Health care services remained non-functional due to the damages mostly to the basic health units. The large scale migration from the region also caused the non-availability of doctors at the rural/basic health units. Findings reveal that those who were serving prior to the outbreak of militancy are now refusing to serve again in the same health care units. PaRRSA reviewed and 10 verified the damaged health infrastructures and demanded US7.0 million for the revival of health
care services. GoKP signed MoUs with the international donors for the timely recovery of basic health units and restoration of their services. Additionally, USAID has also devised a comprehensive health care delivery programme for the Malakand Division. USAID also supplied
equipments for improved functioning of these basic health providers. Although the GoKP is actively engaged in rehabilitation of health sector, the pace of work is not satisfactorily. That is why the community and the health officials are not satisfied with the ongoing rehabilitation effort.
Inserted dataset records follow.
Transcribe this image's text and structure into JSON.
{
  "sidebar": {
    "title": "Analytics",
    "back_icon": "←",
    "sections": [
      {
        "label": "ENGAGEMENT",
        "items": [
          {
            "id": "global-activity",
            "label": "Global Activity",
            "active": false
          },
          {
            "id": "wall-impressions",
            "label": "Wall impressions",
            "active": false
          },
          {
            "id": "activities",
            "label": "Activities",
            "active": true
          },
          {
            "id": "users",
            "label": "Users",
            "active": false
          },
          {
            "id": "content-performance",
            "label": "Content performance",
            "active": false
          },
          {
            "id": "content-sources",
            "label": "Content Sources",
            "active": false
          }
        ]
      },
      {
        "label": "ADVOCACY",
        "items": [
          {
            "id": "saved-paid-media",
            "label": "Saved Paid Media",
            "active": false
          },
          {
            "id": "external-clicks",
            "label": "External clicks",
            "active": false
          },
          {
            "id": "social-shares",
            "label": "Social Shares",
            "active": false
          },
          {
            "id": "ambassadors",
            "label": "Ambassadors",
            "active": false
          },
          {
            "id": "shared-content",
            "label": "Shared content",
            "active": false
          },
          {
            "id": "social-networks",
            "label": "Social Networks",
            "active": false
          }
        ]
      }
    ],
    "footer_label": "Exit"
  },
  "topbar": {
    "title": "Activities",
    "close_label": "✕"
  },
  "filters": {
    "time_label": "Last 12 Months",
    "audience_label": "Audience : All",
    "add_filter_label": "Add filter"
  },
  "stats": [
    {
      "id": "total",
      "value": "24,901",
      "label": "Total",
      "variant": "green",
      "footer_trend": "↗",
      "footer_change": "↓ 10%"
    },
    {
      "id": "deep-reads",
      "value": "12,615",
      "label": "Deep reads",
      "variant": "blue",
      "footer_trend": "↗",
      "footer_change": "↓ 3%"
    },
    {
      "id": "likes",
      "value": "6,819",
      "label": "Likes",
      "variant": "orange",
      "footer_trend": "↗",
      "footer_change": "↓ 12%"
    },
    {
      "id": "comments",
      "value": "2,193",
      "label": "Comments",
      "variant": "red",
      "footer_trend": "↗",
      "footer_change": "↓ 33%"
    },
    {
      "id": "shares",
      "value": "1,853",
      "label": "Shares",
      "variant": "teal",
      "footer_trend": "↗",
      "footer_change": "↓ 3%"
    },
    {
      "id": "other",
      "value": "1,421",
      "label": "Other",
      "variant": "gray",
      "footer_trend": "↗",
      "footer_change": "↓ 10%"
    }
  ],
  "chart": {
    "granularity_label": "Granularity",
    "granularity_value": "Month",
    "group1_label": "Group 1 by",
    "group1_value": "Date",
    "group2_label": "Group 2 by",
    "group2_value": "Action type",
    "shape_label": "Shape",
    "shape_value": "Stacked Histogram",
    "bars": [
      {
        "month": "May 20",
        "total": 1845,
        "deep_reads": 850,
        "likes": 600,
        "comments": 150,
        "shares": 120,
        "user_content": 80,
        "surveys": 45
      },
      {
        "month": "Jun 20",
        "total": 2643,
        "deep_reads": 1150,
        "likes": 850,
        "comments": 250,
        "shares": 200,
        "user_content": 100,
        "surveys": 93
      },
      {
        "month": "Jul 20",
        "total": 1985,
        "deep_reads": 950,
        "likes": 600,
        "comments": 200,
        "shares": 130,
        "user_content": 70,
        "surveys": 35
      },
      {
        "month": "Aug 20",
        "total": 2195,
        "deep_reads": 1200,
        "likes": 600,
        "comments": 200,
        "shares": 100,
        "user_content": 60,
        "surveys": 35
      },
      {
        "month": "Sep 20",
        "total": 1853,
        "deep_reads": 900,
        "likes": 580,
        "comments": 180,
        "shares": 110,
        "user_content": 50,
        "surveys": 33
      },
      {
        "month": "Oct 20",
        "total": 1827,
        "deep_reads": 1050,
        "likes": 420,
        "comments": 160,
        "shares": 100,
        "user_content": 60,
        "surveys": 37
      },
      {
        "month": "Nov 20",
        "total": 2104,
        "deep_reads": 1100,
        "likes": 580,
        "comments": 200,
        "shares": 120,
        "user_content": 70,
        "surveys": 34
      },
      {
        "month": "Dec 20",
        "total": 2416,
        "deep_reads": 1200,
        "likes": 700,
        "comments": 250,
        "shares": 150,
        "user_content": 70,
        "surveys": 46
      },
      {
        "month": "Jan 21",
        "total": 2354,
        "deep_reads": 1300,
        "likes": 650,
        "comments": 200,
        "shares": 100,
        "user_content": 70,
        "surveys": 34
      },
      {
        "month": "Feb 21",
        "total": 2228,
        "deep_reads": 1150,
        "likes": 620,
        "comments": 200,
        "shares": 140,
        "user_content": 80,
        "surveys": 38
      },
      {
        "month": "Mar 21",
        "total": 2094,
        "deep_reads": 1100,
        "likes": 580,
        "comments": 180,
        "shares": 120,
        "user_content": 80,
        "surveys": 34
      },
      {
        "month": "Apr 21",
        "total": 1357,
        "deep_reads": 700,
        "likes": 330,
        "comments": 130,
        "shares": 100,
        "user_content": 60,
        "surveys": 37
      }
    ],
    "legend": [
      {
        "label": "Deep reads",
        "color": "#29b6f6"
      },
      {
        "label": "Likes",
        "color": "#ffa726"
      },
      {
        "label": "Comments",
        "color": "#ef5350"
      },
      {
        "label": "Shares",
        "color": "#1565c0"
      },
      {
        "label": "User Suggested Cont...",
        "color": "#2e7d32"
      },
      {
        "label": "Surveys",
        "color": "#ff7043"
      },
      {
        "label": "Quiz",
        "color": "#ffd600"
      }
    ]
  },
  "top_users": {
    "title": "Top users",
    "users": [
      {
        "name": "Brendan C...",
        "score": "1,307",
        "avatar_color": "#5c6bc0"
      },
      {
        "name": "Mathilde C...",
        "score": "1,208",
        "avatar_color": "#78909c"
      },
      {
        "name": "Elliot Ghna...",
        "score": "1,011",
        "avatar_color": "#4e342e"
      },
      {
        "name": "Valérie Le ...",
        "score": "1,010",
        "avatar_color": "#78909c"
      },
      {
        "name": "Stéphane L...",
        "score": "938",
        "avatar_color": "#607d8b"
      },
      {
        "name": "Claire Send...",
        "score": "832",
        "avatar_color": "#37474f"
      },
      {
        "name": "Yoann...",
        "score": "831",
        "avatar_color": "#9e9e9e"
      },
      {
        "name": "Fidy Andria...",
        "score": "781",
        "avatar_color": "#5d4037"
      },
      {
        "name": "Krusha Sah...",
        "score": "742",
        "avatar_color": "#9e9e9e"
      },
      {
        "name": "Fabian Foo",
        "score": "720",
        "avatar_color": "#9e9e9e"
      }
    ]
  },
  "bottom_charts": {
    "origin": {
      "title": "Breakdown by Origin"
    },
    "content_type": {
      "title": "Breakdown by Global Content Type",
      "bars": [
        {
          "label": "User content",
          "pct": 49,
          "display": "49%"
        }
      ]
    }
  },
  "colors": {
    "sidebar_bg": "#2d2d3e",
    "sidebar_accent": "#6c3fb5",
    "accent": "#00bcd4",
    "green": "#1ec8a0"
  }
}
Transport is one of the major businesses of the valley due to its significance in the local economic structure as it drives tourism, businesses and livelihoods. Prior to militancy, the Swat district was well connected through the local roads as well as the highways. All the roads and bridges were badly damaged due to blasts by the militants and movement of army tanks to counter militancy. Among other transport, inter-city transport such as coaches, medium sized vehicles and commercial pickup services were severely damaged due to the destruction of roads and bridges, causing a big loss to the transporters of the district. Owing to shortage of transport facilities, a sharp decline was observed in the traffic of tourists towards the valley. Temporary
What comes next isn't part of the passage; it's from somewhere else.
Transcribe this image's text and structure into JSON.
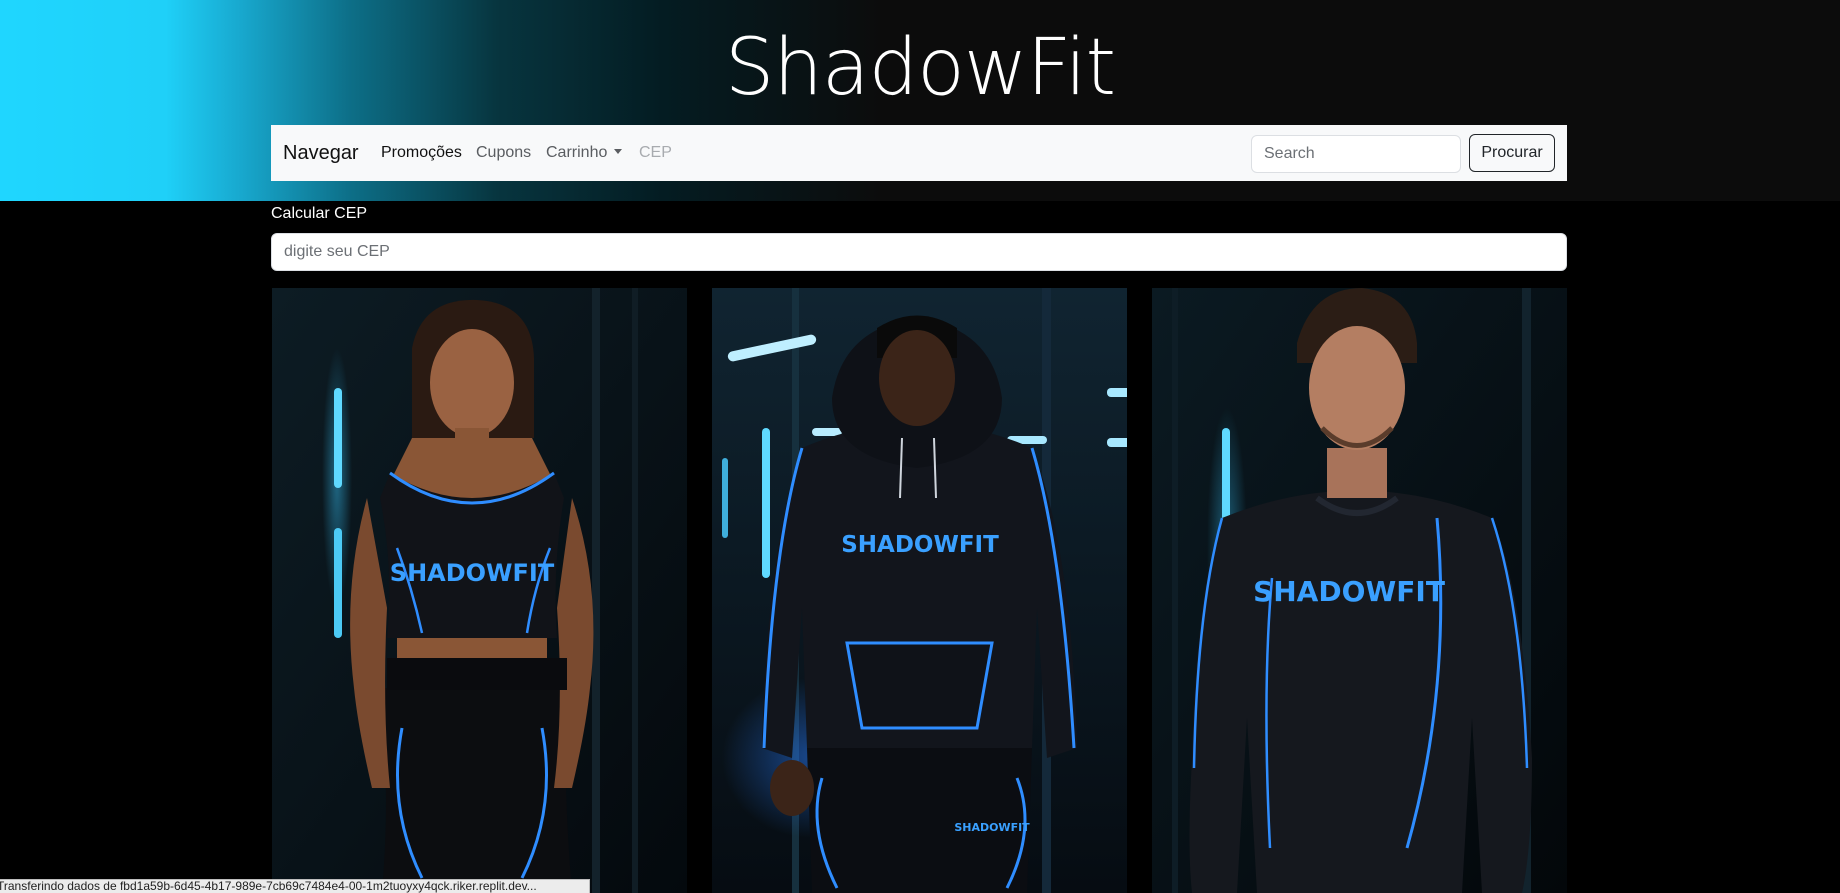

bridges were installed by the army which were still in use by the local community both for personal and commercial purposes. The roads used by the army against the militants have not yet been fixed due to lack of payments to the local government NHA and provincial C&W. The
army is also involved in rebuilding the road infrastructure. These agencies are proceeding in accordance with the policy and strategies of the GoKP.